• _Task brief_
Gather the lines below that include the string "accordion", copying each in full.

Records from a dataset
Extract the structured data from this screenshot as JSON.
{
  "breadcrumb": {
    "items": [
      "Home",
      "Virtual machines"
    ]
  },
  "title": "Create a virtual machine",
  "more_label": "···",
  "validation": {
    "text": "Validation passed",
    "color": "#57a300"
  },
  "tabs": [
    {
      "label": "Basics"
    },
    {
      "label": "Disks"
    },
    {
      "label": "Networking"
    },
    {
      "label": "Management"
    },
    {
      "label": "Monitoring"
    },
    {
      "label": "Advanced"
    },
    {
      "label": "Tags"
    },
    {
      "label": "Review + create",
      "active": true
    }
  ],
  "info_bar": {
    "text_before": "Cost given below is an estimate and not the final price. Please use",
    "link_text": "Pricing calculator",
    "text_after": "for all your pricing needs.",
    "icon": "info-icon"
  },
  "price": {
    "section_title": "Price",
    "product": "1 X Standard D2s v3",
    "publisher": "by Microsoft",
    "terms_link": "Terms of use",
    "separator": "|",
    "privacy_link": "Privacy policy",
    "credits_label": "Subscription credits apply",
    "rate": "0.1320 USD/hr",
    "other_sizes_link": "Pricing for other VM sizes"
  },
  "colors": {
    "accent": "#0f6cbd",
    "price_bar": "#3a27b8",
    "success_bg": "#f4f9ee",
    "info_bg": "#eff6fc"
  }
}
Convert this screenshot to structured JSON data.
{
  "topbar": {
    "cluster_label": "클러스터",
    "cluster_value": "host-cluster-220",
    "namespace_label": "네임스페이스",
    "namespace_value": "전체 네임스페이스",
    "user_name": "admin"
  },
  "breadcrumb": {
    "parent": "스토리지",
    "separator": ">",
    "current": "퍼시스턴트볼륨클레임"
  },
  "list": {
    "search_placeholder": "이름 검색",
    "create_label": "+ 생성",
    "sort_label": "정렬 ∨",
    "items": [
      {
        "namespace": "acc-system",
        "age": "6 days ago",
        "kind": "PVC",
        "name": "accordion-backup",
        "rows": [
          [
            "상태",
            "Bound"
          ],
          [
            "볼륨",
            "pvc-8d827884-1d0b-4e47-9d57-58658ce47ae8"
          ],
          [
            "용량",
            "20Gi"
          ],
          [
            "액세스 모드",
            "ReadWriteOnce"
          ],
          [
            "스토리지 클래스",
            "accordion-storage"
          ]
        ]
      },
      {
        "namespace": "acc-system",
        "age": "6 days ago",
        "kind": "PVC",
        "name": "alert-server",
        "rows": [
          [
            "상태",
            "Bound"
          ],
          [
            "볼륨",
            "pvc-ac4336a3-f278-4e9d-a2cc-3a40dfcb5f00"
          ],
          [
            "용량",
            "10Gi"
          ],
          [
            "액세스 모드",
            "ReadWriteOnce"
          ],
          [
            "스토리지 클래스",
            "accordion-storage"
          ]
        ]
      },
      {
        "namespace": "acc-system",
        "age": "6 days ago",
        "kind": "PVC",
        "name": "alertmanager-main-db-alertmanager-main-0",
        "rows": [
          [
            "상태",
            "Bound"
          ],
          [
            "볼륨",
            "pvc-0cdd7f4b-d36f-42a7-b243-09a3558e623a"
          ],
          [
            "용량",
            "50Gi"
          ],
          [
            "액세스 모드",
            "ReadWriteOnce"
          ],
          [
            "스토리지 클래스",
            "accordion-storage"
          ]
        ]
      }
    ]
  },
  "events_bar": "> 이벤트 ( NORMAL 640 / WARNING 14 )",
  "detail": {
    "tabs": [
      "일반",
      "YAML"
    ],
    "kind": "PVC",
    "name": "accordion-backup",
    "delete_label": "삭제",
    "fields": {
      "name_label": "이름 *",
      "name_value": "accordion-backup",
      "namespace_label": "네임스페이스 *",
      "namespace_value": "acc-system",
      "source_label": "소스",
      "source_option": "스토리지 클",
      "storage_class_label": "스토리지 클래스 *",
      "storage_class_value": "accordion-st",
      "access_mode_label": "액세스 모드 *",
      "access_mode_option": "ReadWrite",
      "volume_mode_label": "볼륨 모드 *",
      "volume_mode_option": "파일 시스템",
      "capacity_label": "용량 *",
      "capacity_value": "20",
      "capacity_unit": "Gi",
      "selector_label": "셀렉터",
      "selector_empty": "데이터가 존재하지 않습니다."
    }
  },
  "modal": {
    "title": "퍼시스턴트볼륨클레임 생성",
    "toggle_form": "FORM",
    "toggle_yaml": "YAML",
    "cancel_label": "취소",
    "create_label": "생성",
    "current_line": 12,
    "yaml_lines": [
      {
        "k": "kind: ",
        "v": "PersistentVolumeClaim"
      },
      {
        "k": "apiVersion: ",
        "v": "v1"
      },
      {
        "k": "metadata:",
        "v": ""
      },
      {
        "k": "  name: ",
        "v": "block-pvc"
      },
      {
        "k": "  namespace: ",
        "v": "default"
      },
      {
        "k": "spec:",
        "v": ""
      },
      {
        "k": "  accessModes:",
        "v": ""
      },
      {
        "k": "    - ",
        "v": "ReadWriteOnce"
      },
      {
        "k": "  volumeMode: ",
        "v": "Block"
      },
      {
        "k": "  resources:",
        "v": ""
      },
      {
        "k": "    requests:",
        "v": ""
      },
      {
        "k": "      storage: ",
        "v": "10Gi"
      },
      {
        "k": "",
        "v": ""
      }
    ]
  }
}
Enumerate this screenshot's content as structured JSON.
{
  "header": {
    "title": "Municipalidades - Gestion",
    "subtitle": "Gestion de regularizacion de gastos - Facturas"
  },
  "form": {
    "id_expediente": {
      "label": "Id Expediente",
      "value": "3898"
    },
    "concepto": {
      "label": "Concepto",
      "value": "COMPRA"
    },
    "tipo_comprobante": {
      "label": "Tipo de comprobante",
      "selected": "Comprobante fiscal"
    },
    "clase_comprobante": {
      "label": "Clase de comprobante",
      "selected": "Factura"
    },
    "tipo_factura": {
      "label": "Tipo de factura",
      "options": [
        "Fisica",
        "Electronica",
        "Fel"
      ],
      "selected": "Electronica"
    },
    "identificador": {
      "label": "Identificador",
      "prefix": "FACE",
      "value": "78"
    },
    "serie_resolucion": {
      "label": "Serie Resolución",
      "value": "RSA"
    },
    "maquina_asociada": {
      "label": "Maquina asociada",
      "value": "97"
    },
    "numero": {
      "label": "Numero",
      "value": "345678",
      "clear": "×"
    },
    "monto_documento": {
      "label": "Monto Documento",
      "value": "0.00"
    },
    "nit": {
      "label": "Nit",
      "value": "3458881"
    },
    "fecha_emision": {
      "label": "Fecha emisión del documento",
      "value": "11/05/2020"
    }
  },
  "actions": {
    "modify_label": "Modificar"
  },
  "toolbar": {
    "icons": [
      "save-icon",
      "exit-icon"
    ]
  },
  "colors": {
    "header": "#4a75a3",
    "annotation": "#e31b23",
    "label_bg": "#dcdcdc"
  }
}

• _Response box_
        "name": "accordion-backup",
            "accordion-storage"
            "accordion-storage"
            "accordion-storage"
    "name": "accordion-backup",
      "name_value": "accordion-backup",
      "storage_class_value": "accordion-st",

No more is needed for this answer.